» DESCRIPTION OF THE TASK: Type out the records again, exactly as they are.

» DATASET CONTENT:
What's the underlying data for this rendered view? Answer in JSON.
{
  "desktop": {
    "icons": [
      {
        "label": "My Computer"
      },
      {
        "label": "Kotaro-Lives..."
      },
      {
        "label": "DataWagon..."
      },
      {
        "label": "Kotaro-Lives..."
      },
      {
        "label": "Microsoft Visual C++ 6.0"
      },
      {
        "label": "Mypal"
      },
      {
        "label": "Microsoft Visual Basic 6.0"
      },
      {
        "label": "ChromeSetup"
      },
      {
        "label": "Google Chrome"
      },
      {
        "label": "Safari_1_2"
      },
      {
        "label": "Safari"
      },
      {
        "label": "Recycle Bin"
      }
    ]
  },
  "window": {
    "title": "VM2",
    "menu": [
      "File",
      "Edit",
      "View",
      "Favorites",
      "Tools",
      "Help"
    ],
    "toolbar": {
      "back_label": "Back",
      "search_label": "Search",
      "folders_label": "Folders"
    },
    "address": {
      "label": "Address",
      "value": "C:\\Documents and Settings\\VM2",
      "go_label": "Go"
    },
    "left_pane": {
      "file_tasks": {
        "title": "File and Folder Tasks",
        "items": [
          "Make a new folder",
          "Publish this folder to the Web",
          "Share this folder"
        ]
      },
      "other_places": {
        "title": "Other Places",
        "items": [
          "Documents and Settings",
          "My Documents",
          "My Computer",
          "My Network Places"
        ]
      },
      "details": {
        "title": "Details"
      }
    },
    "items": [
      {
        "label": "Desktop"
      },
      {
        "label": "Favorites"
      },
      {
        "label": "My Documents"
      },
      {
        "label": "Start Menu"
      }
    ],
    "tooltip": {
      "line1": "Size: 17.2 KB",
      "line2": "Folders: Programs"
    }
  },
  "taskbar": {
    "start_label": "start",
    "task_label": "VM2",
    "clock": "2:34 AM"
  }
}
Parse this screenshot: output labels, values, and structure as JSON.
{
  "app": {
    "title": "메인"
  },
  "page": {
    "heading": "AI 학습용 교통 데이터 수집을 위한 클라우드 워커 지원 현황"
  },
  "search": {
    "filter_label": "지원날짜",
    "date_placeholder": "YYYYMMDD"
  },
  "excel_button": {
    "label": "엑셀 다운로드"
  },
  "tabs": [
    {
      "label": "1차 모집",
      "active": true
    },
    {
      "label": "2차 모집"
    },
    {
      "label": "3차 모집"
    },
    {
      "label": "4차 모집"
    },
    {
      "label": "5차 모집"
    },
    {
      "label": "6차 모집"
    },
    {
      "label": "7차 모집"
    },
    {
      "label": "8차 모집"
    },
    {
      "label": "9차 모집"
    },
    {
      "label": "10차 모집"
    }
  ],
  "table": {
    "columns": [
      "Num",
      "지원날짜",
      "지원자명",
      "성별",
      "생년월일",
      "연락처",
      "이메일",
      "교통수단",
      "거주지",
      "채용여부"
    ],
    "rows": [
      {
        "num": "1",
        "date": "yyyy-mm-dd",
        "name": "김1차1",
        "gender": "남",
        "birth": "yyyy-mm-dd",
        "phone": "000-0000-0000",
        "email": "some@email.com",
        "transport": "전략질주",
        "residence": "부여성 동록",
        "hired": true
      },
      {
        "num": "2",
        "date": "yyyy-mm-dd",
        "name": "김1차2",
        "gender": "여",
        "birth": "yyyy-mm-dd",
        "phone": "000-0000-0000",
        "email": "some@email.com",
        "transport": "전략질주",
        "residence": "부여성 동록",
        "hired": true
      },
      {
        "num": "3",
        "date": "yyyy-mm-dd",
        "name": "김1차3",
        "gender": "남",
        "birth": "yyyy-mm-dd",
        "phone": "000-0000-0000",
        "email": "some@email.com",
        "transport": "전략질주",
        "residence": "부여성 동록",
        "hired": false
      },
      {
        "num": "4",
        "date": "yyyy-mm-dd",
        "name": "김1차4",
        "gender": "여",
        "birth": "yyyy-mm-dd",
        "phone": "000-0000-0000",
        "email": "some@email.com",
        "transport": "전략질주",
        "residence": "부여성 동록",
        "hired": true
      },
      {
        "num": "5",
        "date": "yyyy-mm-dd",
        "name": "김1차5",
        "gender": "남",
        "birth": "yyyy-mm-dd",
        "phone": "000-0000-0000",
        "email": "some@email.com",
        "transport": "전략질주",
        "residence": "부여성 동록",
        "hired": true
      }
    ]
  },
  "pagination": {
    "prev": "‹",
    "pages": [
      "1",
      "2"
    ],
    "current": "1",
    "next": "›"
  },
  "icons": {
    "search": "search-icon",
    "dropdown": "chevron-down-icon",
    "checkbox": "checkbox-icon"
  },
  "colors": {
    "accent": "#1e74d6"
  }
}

» WORKED SOLUTION:
What's the underlying data for this rendered view? Answer in JSON.
{
  "desktop": {
    "icons": [
      {
        "label": "My Computer"
      },
      {
        "label": "Kotaro-Lives..."
      },
      {
        "label": "DataWagon..."
      },
      {
        "label": "Kotaro-Lives..."
      },
      {
        "label": "Microsoft Visual C++ 6.0"
      },
      {
        "label": "Mypal"
      },
      {
        "label": "Microsoft Visual Basic 6.0"
      },
      {
        "label": "ChromeSetup"
      },
      {
        "label": "Google Chrome"
      },
      {
        "label": "Safari_1_2"
      },
      {
        "label": "Safari"
      },
      {
        "label": "Recycle Bin"
      }
    ]
  },
  "window": {
    "title": "VM2",
    "menu": [
      "File",
      "Edit",
      "View",
      "Favorites",
      "Tools",
      "Help"
    ],
    "toolbar": {
      "back_label": "Back",
      "search_label": "Search",
      "folders_label": "Folders"
    },
    "address": {
      "label": "Address",
      "value": "C:\\Documents and Settings\\VM2",
      "go_label": "Go"
    },
    "left_pane": {
      "file_tasks": {
        "title": "File and Folder Tasks",
        "items": [
          "Make a new folder",
          "Publish this folder to the Web",
          "Share this folder"
        ]
      },
      "other_places": {
        "title": "Other Places",
        "items": [
          "Documents and Settings",
          "My Documents",
          "My Computer",
          "My Network Places"
        ]
      },
      "details": {
        "title": "Details"
      }
    },
    "items": [
      {
        "label": "Desktop"
      },
      {
        "label": "Favorites"
      },
      {
        "label": "My Documents"
      },
      {
        "label": "Start Menu"
      }
    ],
    "tooltip": {
      "line1": "Size: 17.2 KB",
      "line2": "Folders: Programs"
    }
  },
  "taskbar": {
    "start_label": "start",
    "task_label": "VM2",
    "clock": "2:34 AM"
  }
}
Parse this screenshot: output labels, values, and structure as JSON.
{
  "app": {
    "title": "메인"
  },
  "page": {
    "heading": "AI 학습용 교통 데이터 수집을 위한 클라우드 워커 지원 현황"
  },
  "search": {
    "filter_label": "지원날짜",
    "date_placeholder": "YYYYMMDD"
  },
  "excel_button": {
    "label": "엑셀 다운로드"
  },
  "tabs": [
    {
      "label": "1차 모집",
      "active": true
    },
    {
      "label": "2차 모집"
    },
    {
      "label": "3차 모집"
    },
    {
      "label": "4차 모집"
    },
    {
      "label": "5차 모집"
    },
    {
      "label": "6차 모집"
    },
    {
      "label": "7차 모집"
    },
    {
      "label": "8차 모집"
    },
    {
      "label": "9차 모집"
    },
    {
      "label": "10차 모집"
    }
  ],
  "table": {
    "columns": [
      "Num",
      "지원날짜",
      "지원자명",
      "성별",
      "생년월일",
      "연락처",
      "이메일",
      "교통수단",
      "거주지",
      "채용여부"
    ],
    "rows": [
      {
        "num": "1",
        "date": "yyyy-mm-dd",
        "name": "김1차1",
        "gender": "남",
        "birth": "yyyy-mm-dd",
        "phone": "000-0000-0000",
        "email": "some@email.com",
        "transport": "전략질주",
        "residence": "부여성 동록",
        "hired": true
      },
      {
        "num": "2",
        "date": "yyyy-mm-dd",
        "name": "김1차2",
        "gender": "여",
        "birth": "yyyy-mm-dd",
        "phone": "000-0000-0000",
        "email": "some@email.com",
        "transport": "전략질주",
        "residence": "부여성 동록",
        "hired": true
      },
      {
        "num": "3",
        "date": "yyyy-mm-dd",
        "name": "김1차3",
        "gender": "남",
        "birth": "yyyy-mm-dd",
        "phone": "000-0000-0000",
        "email": "some@email.com",
        "transport": "전략질주",
        "residence": "부여성 동록",
        "hired": false
      },
      {
        "num": "4",
        "date": "yyyy-mm-dd",
        "name": "김1차4",
        "gender": "여",
        "birth": "yyyy-mm-dd",
        "phone": "000-0000-0000",
        "email": "some@email.com",
        "transport": "전략질주",
        "residence": "부여성 동록",
        "hired": true
      },
      {
        "num": "5",
        "date": "yyyy-mm-dd",
        "name": "김1차5",
        "gender": "남",
        "birth": "yyyy-mm-dd",
        "phone": "000-0000-0000",
        "email": "some@email.com",
        "transport": "전략질주",
        "residence": "부여성 동록",
        "hired": true
      }
    ]
  },
  "pagination": {
    "prev": "‹",
    "pages": [
      "1",
      "2"
    ],
    "current": "1",
    "next": "›"
  },
  "icons": {
    "search": "search-icon",
    "dropdown": "chevron-down-icon",
    "checkbox": "checkbox-icon"
  },
  "colors": {
    "accent": "#1e74d6"
  }
}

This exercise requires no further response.